That’s what makes second-chance checking accounts, secured credit cards, lending circles and community lenders so valuable. They provide families with access to traditional financial services that they would otherwise miss out on, thus paving the way to a more secure financial future.
To calculate the average income for unbanked households, we used data from the 2015 FDIC National Survey of Unbanked and Underbanked Households, which found that 7% of households were unbanked. To determine the check-cashing costs for unbanked households using prepaid debit cards without direct deposit and unbanked households using only cash, we assumed two paychecks cashed per month and a 1% fee of the check’s total value. We also assumed one money order sent per month with an average fee of $1.40.
For banking costs associated with using a NerdWallet-recommended checking account, we assumed two overdrafts per year costing $15 each and no other fees. For the average checking account, we assumed two overdrafts per year at a cost of $30 each as well as maintenance fees of $7.50 per month. To calculate average check cashing and money order fees, we used the FDIC’s data on the frequency of alternative financing services use by type of household (banked or unbanked), then applied the lower frequency of use among banked households to the average costs.

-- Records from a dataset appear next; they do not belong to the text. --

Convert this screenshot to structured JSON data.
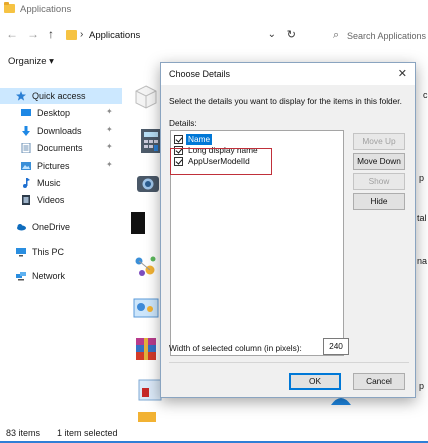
{
  "window": {
    "title": "Applications"
  },
  "nav": {
    "back_icon": "←",
    "forward_icon": "→",
    "up_icon": "↑",
    "breadcrumb_sep": "›",
    "breadcrumb": "Applications",
    "dropdown_icon": "⌄",
    "refresh_icon": "↻",
    "search_icon": "⌕",
    "search_placeholder": "Search Applications"
  },
  "toolbar": {
    "organize_label": "Organize ▾"
  },
  "sidebar": {
    "items": [
      {
        "label": "Quick access",
        "icon": "star-icon",
        "pinned": false,
        "selected": true
      },
      {
        "label": "Desktop",
        "icon": "desktop-icon",
        "pinned": true,
        "selected": false
      },
      {
        "label": "Downloads",
        "icon": "downloads-icon",
        "pinned": true,
        "selected": false
      },
      {
        "label": "Documents",
        "icon": "documents-icon",
        "pinned": true,
        "selected": false
      },
      {
        "label": "Pictures",
        "icon": "pictures-icon",
        "pinned": true,
        "selected": false
      },
      {
        "label": "Music",
        "icon": "music-icon",
        "pinned": false,
        "selected": false
      },
      {
        "label": "Videos",
        "icon": "videos-icon",
        "pinned": false,
        "selected": false
      },
      {
        "label": "OneDrive",
        "icon": "onedrive-icon",
        "pinned": false,
        "selected": false
      },
      {
        "label": "This PC",
        "icon": "this-pc-icon",
        "pinned": false,
        "selected": false
      },
      {
        "label": "Network",
        "icon": "network-icon",
        "pinned": false,
        "selected": false
      }
    ],
    "pin_glyph": "✦"
  },
  "content": {
    "partial_labels": [
      "ck",
      "p",
      "tal",
      "na",
      "p"
    ]
  },
  "status": {
    "item_count": "83 items",
    "selection": "1 item selected"
  },
  "dialog": {
    "title": "Choose Details",
    "close_icon": "✕",
    "instructions": "Select the details you want to display for the items in this folder.",
    "details_label": "Details:",
    "details": [
      {
        "label": "Name",
        "checked": true,
        "selected": true
      },
      {
        "label": "Long display name",
        "checked": true,
        "selected": false
      },
      {
        "label": "AppUserModelId",
        "checked": true,
        "selected": false
      }
    ],
    "buttons": {
      "move_up": "Move Up",
      "move_down": "Move Down",
      "show": "Show",
      "hide": "Hide",
      "ok": "OK",
      "cancel": "Cancel"
    },
    "width_label": "Width of selected column (in pixels):",
    "width_value": "240"
  }
}
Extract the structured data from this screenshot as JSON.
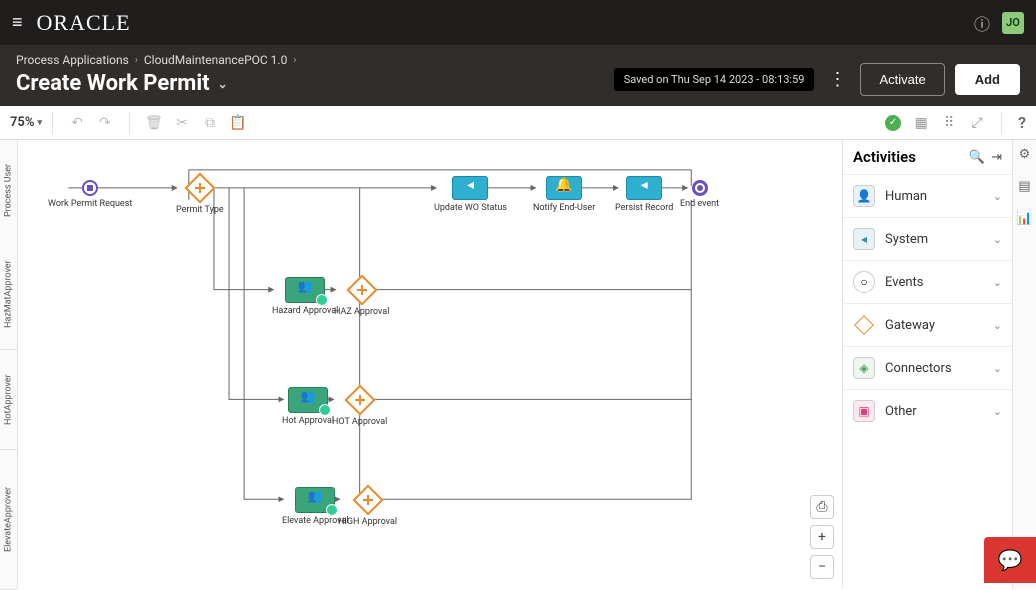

To calculate the average annual cost of prepaid debit cards, we looked at 69 cards, based on major issuers, high-traffic search volume, Pew Charitable Trust’s February 2014 report and the card offerings listed on Visa and MasterCard’s websites. For cards with multiple plan options, we counted each plan as a separate card.
The analysis includes the annual costs of a prepaid debit card with and without direct deposit for payroll. The median monthly fee used was $4.98, and the median out-of-network ATM fee used was $2.50. We used the maximum cash load fee of $4.95.
For the direct deposit option, we assumed 12 monthly fees and two out-of-network ATM fees per month. For the non-direct deposit option, we assumed 12 monthly fees, four ATM fees per month, and two cash load fees per month. PIN- and signature-based purchase transaction fees typically don’t apply to cards that have monthly fees, so they were excluded.